The latter would celebrate the birth of their alma mater broadly and noisily, with the main carnivals on Tverskoi and Nikitsky Boulevards and Trubnaya Square.

Journalist and writer Vladimir Gilyarovsky recalled in his books ‘Moscow and the Muscovites’: "On no other day of the year would the streets of Moscow be filled with noise so much as on Tatiana’s Day."

The young Anton Chekhov offered the following description of Tatiana’s Day in a feuilleton: "This year, the public drank up everything except the Moskva River - it luckily avoided the finale thanks to the fact it had frozen."

By the end of the 19th century, celebrations of Tatiana’s Day embraced the student communities in many other parts of Russia but the Ministry of Public Education banned them after a student revolt in St Petersburg in February 1899. Moscow University managed to revive the tradition briefly in 1911.

Tatiana’s Day fell into disfavor with the authorities again after the Bolshevik revolution of November 1917. The new government closed down the St Tatiana’s Church on the university compound in 1919 and turned its premised first into a reading hall, then into a club, and later into a student theater.

The first religious service devoted to St Tatiana was held at the church again on January 25, 1991. It was led by Patriarch Alexiy I. The tradition of festivities in honor of the students returned to Moscow Lomonosov State University in 1992 with the arrival of the new university president, Dr. Viktor Sadovnichy.

The Research Board of the university endorsed restoration of the home church on the old compound on Mokhovaya Street, right opposite the Kremlin, in 1993. Regular liturgies resumed there in 1995.
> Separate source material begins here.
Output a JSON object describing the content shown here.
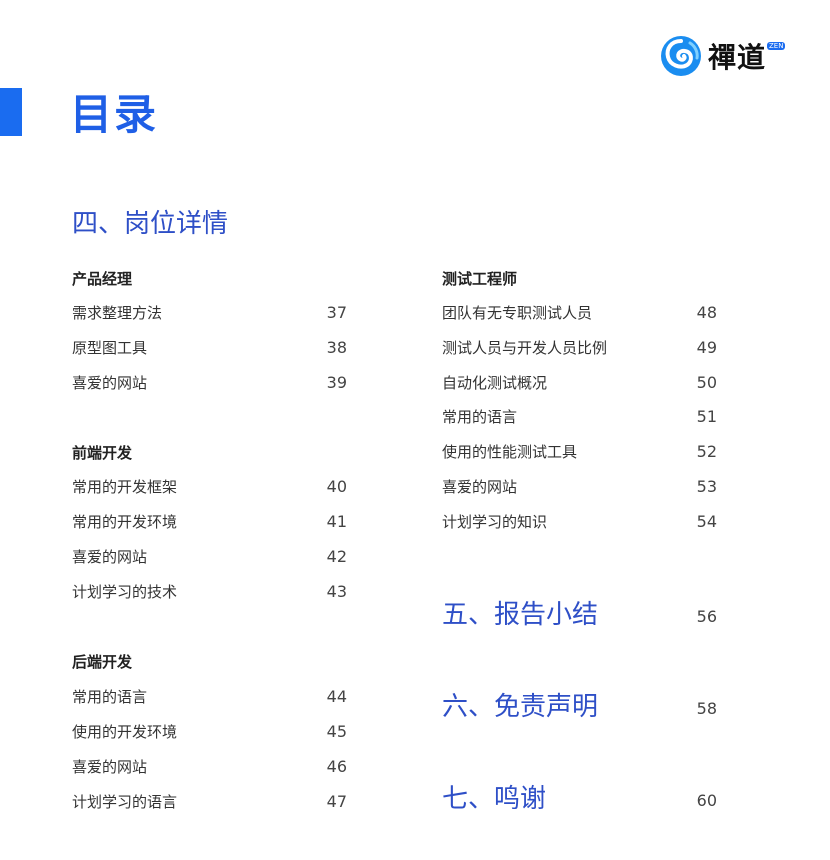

Moscow City Mayor Yuri Luzhkov made Tatiana’s Day, or Moscow University Day, an annual festive events in 2004. In 2005, it became an all-Russia student holiday by President Vladimir Putin’s decree.

Universities and colleges across the country will mark the festival this year by concerts, theatricals, the ceremonies of handing awards to best students, public actions, trivia games, quests, sightseeing tours, and sports competitions. Movie houses and museums in some cities cut down the entrance fees for students on this day. Some retail chains offer student discounts for the occasion, too.

In St Petersburg, the best students of the city will enjoy a special privileged opportunity to make the daily noon salvo from an artillery gun in the St Peter and Paul’s Fortress. Members of the student community will be invited to an annual winter ball later in the day.